__Exercise aim__.
Exactly as written, output each record given below.

__Data for the task__.
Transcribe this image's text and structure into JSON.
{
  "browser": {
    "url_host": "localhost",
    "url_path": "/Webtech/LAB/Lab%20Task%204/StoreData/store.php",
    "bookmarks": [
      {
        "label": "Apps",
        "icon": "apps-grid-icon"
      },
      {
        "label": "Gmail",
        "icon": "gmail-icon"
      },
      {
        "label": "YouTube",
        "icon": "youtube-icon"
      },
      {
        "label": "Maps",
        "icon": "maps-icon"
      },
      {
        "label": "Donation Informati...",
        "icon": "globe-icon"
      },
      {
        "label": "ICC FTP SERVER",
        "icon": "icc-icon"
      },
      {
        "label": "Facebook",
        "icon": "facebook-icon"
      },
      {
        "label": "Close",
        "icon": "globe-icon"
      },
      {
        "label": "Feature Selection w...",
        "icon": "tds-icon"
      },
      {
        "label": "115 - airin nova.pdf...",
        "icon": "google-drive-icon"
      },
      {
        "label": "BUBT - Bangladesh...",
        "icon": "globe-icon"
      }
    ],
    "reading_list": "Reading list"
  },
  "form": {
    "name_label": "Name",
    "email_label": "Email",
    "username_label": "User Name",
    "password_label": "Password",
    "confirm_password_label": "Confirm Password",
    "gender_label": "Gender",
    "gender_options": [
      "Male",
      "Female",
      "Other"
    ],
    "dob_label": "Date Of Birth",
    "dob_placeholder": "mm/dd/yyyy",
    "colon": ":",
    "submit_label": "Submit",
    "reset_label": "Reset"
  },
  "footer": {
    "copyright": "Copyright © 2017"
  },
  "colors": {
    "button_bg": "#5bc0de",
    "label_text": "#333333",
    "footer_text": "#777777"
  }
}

__Response__.
Transcribe this image's text and structure into JSON.
{
  "browser": {
    "url_host": "localhost",
    "url_path": "/Webtech/LAB/Lab%20Task%204/StoreData/store.php",
    "bookmarks": [
      {
        "label": "Apps",
        "icon": "apps-grid-icon"
      },
      {
        "label": "Gmail",
        "icon": "gmail-icon"
      },
      {
        "label": "YouTube",
        "icon": "youtube-icon"
      },
      {
        "label": "Maps",
        "icon": "maps-icon"
      },
      {
        "label": "Donation Informati...",
        "icon": "globe-icon"
      },
      {
        "label": "ICC FTP SERVER",
        "icon": "icc-icon"
      },
      {
        "label": "Facebook",
        "icon": "facebook-icon"
      },
      {
        "label": "Close",
        "icon": "globe-icon"
      },
      {
        "label": "Feature Selection w...",
        "icon": "tds-icon"
      },
      {
        "label": "115 - airin nova.pdf...",
        "icon": "google-drive-icon"
      },
      {
        "label": "BUBT - Bangladesh...",
        "icon": "globe-icon"
      }
    ],
    "reading_list": "Reading list"
  },
  "form": {
    "name_label": "Name",
    "email_label": "Email",
    "username_label": "User Name",
    "password_label": "Password",
    "confirm_password_label": "Confirm Password",
    "gender_label": "Gender",
    "gender_options": [
      "Male",
      "Female",
      "Other"
    ],
    "dob_label": "Date Of Birth",
    "dob_placeholder": "mm/dd/yyyy",
    "colon": ":",
    "submit_label": "Submit",
    "reset_label": "Reset"
  },
  "footer": {
    "copyright": "Copyright © 2017"
  },
  "colors": {
    "button_bg": "#5bc0de",
    "label_text": "#333333",
    "footer_text": "#777777"
  }
}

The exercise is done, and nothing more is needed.